All Saints Estate Rosa 2017
Yes, I know it’s a rosé, but it’s also a nice wine that deserves to make the list. A blend of Sangiovese and Cabernet Sauvignon from Rutherglen fruit. Very pale blush pink in the Provence mode (and in a very stylish bottle). Bone dry and ripe, the flavours while understated are sharply defined. Perhaps a little too firm and dry on the acid front but has some real length and power. Good. Best drinking: Now. 17.5/20, 91/100. 13.5%, $32. Would I buy it? I’d drink a bottle, though not cheap.
Bremerton Battonage Shiraz Malbec 2015
A typically lavish style from this Langhorne stalwart. Has that smooth edged texture that Bremerton do well thanks to 14 months in toasty French oak. The wood is a major component on nose and palate, with cola and sarsaparilla coconut, the oak a bitterness through the palate and giving tannin punctuation to finish. It’s handsomely rich wine and with enough savouriness to make an ok (or should that be an oak drink?). Less wood and it could be much more convincing, particularly on the finish. Best drinking: I’d wait a year or so for starters. It will live and perhaps even get better. 17/20, 90/100+. 14.5%, $32. Would I buy it? No.
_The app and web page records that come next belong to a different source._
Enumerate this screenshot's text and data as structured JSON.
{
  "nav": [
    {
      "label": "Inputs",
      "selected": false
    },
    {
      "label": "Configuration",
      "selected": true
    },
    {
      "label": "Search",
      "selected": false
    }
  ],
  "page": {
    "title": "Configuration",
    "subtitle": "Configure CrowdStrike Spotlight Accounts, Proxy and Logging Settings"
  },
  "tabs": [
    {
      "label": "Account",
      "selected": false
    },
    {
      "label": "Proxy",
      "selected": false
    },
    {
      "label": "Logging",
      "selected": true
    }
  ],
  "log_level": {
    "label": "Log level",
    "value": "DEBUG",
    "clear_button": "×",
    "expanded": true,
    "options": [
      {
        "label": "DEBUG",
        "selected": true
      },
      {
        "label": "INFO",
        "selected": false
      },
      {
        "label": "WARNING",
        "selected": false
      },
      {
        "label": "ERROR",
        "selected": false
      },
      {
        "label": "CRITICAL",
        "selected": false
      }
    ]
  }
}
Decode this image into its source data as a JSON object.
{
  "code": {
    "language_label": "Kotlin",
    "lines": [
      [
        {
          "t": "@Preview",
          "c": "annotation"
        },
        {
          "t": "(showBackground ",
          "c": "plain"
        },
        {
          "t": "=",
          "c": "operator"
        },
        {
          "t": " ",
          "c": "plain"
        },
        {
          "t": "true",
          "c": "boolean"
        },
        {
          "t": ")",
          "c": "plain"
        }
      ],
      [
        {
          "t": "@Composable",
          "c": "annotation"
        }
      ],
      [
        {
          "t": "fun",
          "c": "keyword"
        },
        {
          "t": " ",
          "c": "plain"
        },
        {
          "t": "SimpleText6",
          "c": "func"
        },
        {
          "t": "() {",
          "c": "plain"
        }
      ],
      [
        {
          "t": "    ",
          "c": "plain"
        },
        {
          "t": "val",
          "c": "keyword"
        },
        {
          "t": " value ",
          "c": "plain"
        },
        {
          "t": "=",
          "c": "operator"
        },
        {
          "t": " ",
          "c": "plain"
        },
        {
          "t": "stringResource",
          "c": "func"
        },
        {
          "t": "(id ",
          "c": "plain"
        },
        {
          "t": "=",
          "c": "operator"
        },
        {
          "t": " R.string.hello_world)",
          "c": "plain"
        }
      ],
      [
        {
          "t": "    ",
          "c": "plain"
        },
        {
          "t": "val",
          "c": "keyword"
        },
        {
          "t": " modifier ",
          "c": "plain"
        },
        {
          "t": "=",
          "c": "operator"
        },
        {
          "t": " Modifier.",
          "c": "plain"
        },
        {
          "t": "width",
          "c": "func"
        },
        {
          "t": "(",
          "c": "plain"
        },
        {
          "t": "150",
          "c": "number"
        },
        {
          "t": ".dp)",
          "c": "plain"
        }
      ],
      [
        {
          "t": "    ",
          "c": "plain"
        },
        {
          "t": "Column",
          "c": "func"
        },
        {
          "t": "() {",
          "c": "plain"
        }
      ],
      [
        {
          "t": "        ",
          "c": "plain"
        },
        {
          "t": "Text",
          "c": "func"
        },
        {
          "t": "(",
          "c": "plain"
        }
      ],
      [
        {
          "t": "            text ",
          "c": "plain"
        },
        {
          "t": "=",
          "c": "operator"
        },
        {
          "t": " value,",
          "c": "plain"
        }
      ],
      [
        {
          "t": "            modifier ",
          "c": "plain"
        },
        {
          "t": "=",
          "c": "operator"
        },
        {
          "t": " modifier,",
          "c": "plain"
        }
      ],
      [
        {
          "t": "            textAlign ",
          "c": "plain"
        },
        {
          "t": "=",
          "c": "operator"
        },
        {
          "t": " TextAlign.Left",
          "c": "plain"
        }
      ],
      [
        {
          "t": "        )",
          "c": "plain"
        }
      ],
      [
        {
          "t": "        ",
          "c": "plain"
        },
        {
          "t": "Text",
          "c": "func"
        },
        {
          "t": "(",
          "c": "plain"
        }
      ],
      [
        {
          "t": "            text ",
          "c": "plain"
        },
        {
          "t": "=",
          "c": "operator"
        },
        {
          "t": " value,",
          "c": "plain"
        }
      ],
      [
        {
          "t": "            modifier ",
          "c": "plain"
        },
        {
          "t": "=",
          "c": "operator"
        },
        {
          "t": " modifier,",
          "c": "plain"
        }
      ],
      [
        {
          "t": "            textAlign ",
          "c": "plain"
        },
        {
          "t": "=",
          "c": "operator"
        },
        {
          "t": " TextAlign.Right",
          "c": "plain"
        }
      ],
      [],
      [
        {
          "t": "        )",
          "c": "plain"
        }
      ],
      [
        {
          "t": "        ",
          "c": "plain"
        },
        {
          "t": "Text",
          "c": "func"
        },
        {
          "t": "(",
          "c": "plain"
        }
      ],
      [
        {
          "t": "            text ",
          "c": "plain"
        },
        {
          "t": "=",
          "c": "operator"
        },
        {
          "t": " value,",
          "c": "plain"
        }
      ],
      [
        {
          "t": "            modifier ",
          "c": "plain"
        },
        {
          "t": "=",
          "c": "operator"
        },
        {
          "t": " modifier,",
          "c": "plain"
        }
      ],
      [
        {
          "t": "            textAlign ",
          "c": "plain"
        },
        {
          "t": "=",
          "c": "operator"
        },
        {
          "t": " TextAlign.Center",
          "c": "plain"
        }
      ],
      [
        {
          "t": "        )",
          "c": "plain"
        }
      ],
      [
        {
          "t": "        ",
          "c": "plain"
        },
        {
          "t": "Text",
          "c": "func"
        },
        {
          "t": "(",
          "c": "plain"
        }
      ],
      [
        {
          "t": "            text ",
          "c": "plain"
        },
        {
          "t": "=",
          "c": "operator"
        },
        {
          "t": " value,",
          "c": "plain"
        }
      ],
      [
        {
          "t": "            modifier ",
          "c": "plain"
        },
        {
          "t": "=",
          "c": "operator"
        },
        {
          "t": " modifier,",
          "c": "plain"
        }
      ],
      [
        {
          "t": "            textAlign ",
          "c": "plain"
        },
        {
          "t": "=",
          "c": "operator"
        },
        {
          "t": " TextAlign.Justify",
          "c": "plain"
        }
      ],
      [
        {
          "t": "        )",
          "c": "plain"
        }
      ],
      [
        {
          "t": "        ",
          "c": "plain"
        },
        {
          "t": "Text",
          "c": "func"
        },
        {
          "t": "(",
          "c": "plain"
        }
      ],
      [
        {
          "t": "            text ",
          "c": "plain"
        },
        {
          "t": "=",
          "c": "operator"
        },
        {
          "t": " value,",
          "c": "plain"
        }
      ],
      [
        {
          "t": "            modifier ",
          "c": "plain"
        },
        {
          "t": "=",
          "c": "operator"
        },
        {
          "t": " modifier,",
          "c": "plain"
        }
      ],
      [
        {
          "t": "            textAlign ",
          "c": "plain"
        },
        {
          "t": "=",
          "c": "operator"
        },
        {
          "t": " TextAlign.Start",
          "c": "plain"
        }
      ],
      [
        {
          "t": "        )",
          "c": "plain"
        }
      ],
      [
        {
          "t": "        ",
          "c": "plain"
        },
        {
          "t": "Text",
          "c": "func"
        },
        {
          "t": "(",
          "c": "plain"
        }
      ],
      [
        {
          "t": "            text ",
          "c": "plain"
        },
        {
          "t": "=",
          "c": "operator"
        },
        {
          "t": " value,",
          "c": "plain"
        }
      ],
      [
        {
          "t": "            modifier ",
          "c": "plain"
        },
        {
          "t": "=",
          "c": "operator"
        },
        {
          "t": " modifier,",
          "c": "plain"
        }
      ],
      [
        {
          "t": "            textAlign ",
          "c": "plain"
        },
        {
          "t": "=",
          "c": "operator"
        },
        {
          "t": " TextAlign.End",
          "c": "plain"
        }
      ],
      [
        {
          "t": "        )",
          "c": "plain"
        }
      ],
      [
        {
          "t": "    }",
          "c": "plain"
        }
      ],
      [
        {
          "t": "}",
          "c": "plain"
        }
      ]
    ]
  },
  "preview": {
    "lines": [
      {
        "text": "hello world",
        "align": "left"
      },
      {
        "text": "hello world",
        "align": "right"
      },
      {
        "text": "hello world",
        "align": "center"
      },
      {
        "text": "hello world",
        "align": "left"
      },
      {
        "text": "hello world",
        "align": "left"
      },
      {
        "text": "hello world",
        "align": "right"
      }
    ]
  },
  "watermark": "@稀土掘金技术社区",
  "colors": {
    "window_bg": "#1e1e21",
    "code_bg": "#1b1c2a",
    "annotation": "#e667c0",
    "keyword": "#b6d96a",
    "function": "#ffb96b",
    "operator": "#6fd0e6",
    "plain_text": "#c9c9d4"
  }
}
Hither & Yon Old Jarvie The Even Hand GSM 2016
Soft and syrupy McLaren Vale GSM with cooked plum red fruit, the fruit luscious even if it’s just a bit broad and warm. Has a lovely enveloping warmth to it this red. Easy generous appeal. Best drinking: Drink over the next eight years. 17/20, 90/100. 14.5%, $30. Would I buy it? I’d drink a glass or two.
Redman Coonawarra Cabernet Merlot 2014
Eucalyptus aplenty! But underneath this is quite classic Coonawarra wine. It’s too firm by half but the power is clearly here, the tannin a drying wall that is slightly green and raw as is the acidity. This will live for 30yrs+ and hence the score, though it’s a tricky drink now. Best drinking: Maybe in a decade. 17/20, 90/100. 13.5%, $35. Would I buy it? No.
Redman The Redman Cabernet Shiraz Merlot 2006
The super premium Redman release and very much an old school red. Coonawarra Cabernet Sauvignon, Shiraz + Merlot that spends two years in French oak and kept back for a solid decade. I looked at this over the space of a few days and it wasn’t until the second or third day that I started liking it. Brick dust aged Cabernet aplenty and the fruit at first looks gone. But the longer you look, the more the power and initially presents as more progressed than it really is. Just a fraction drying, but there’s this core of vaguely coffeed, caramel edged old red appeal to it. It tastes older than 2006 in many ways, but not unappealing either. Best drinking: It may get better, though I’m not sure if it will ever be balanced (too much tannin and the fruit is going). 14%, $70. 17/20, 90/100. Would I buy it? No.
Shaw Vineyard Estate Cabernet Shiraz 2015
Canberra is not known for it’s Cab blends but hey. A sweet fruited style with surprisingly cool climate Cab elements offset by a rather plump and slick palate. Slightly innocuous – you’d hardly call it Canberran – but polished and drinkable though. Best drinking: Up to ten years easy. 17/20, 90/100. 14.5%, $35. Would I buy it? It’s about $10 more expensive than the quality suggests.